I had to admit, this was a first. Upon arriving to the W Hotel City Center for my interview with featured designer Mandy Coon, I was surprised to hear I would be interviewing Coon on the famed W balcony overlooking downtown Adams Street. Coon was in town as part of the W Fashion Next program, an initiative started by the W Hotel to highlight the latest in fashion and support emerging designers. As I watched the scene above me, the musical stylings of DJ Nancy Whang from LCD Soundsystem sailed down to rush hour traffic while passerby paused to look up at the posing models, resplendent in confections of leather and fur. I was immediately excited to join in.
After a somewhat treacherous climb out a second story window in heels, I was face to face with Coon, a pixie-like figure who could easily be out of a storybook with a creamy complexion, sparkling eyes and whimsical haircut. Slight and willowy, she looked like she may fly away on the occasional second floor gusts, yet remained firmly planted while her brightly patterned tunic dress, a pattern she had designed herself, billowed around her.
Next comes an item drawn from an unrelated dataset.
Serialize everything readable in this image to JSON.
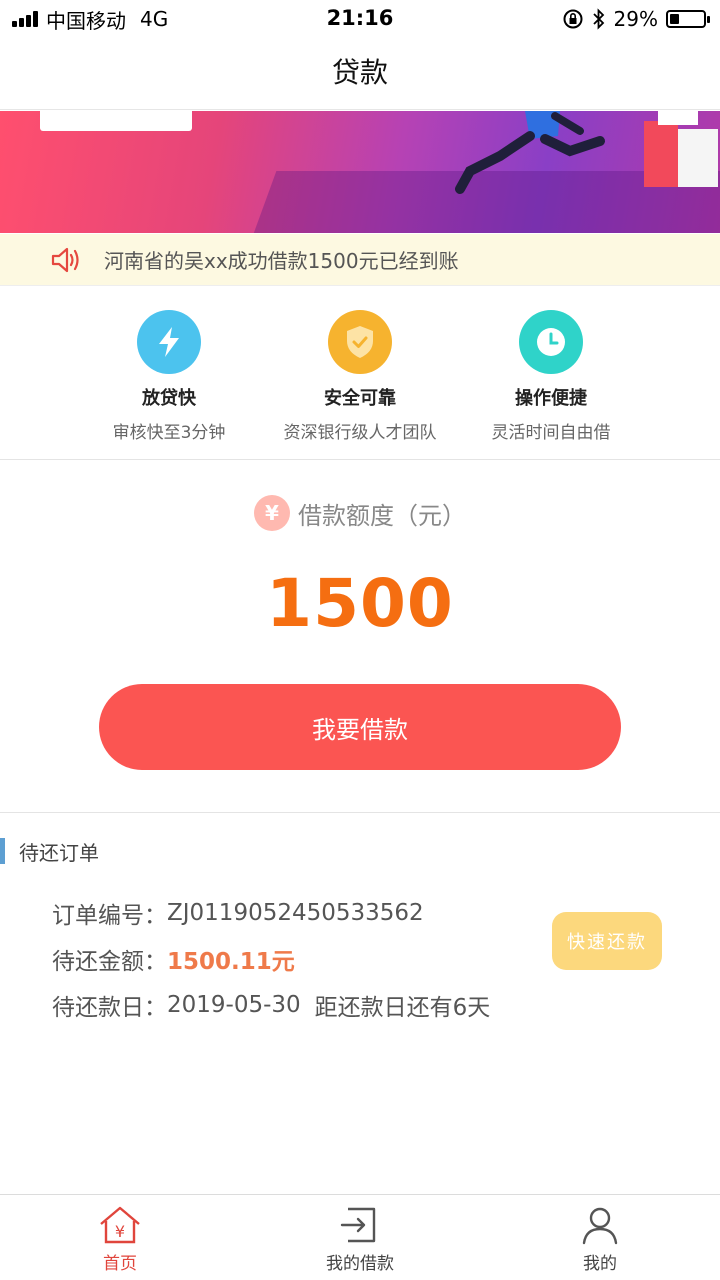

Though her first eponymous collection debuted in spring 2010, the Houston native has been immersed in the fashion world for some time. Discovered by a model scout at a mall, Coon began her modeling career at age 20, enabling her to travel the fashion capitals of the world. Through her time as a model and her travels, Coon gained a deep appreciation and understanding of fashion construction which led to her to study Haute Couture Sewing and Tailoring at FIT. An apprenticeship with designer Camilla Staerk cemented Coon’s talents for handmade, avant-garde pieces and eccentric detailing and in spring 2010, she began her own line of innovative and beautifully crafted fashion. She showed her fall/winter 2011 collection in the tents of Mercedes-Benz Fashion Week in New York for the first time last season.
And that was exactly what we were able to witness on the second floor of the W that balmy afternoon, Coon’s fall/winter 2011 collection—a study in decadent fabrics and textures cut into shapes that toed the line between masculine and feminine. A mostly black and gray palette was punctuated by the occasional bursts of color, part of an homage to the collection’s curious source of inspiration. In between shouts from the hovering photographers, we chatted.
SCS: Your fall/winter collection was apparently inspired by jellyfish! What can you tell us about that?
MC: (laughs) that’s true. It was in fact inspired by jellyfish but I wanted to use the jellyfish as a jumping off point, so that it’s not like the designs look like them, but more like you can see the idea of them behind the clothes. I do that, where I’ll start with an idea or an object and then the collection sort of evolves out of that organically. I was also inspired in this collection by a picture of my family, specifically my mother, from about 1981. In the picture, she’s wearing this turtleneck and a pair of high-waisted trousers and looks just so chic. I ended up incorporating a lot of those shapes into the collection to obtain the same kind of elegantly effortless style my mother embodied in that picture.
SCS: How did your modeling end up sparking your interest in design?
MC: Well I was always interested in fashion. Even as a child, again with my mother’s influence, I grew up to appreciate vintage and finding great things at thrift stores. But I never had any design experience until I got into modeling. The traveling really was a big factor, I lived in New York and in London and being surrounded by such cutting edge fashion all the time, suddenly I realized that I appreciated the other side of things, how the clothes were being made. Then once I got the technical skills, my initial creativity came from designing clothes that I wanted to wear myself. Now I have my pieces in 14 stores across the world, which is still pretty crazy for me to believe sometimes.
SCS: Included in those stores are Opening Ceremony in New York and Lissa in Chicago, two stores known for carrying edgy and artful designs. Do you believe that ultimately describes your customer? If not, what does?
MC: I’d have to say my customer is generally a woman between 25 and 45. I do think my customers have an appreciation for clothes that are different and make a statement, but also carry a level of sophistication with them. My customer is definitely not super young, if anything I would love to start a following of the funky, high fashion 80 year old women in the East Village that hang out pink hair and lipstick smeared on her cheek. That would be great. But really, anyone that carries that kind of certain confidence is who I’m designing for.
SCS: And what can we expect from the Mandy Coon collection for next season? Are you returning to the tents?
MC: I’m actually not sure yet if I’ll be returning to the tents. What I can tell you though is for spring there will be more color, more layering and definitely a solid mix of texture.
As recent recent recipient of the Ecco Domani Fashion Foundation Award and already a Mercedes-Benz Fashion Week veteran, Mandy Coon is steadily rising to the top of today’s hottest young designers.
View her collections at mandycoon.com and shop her looks at:
750 N. Franklin St.
Chicago, IL 60654
Photo Source: Second City Style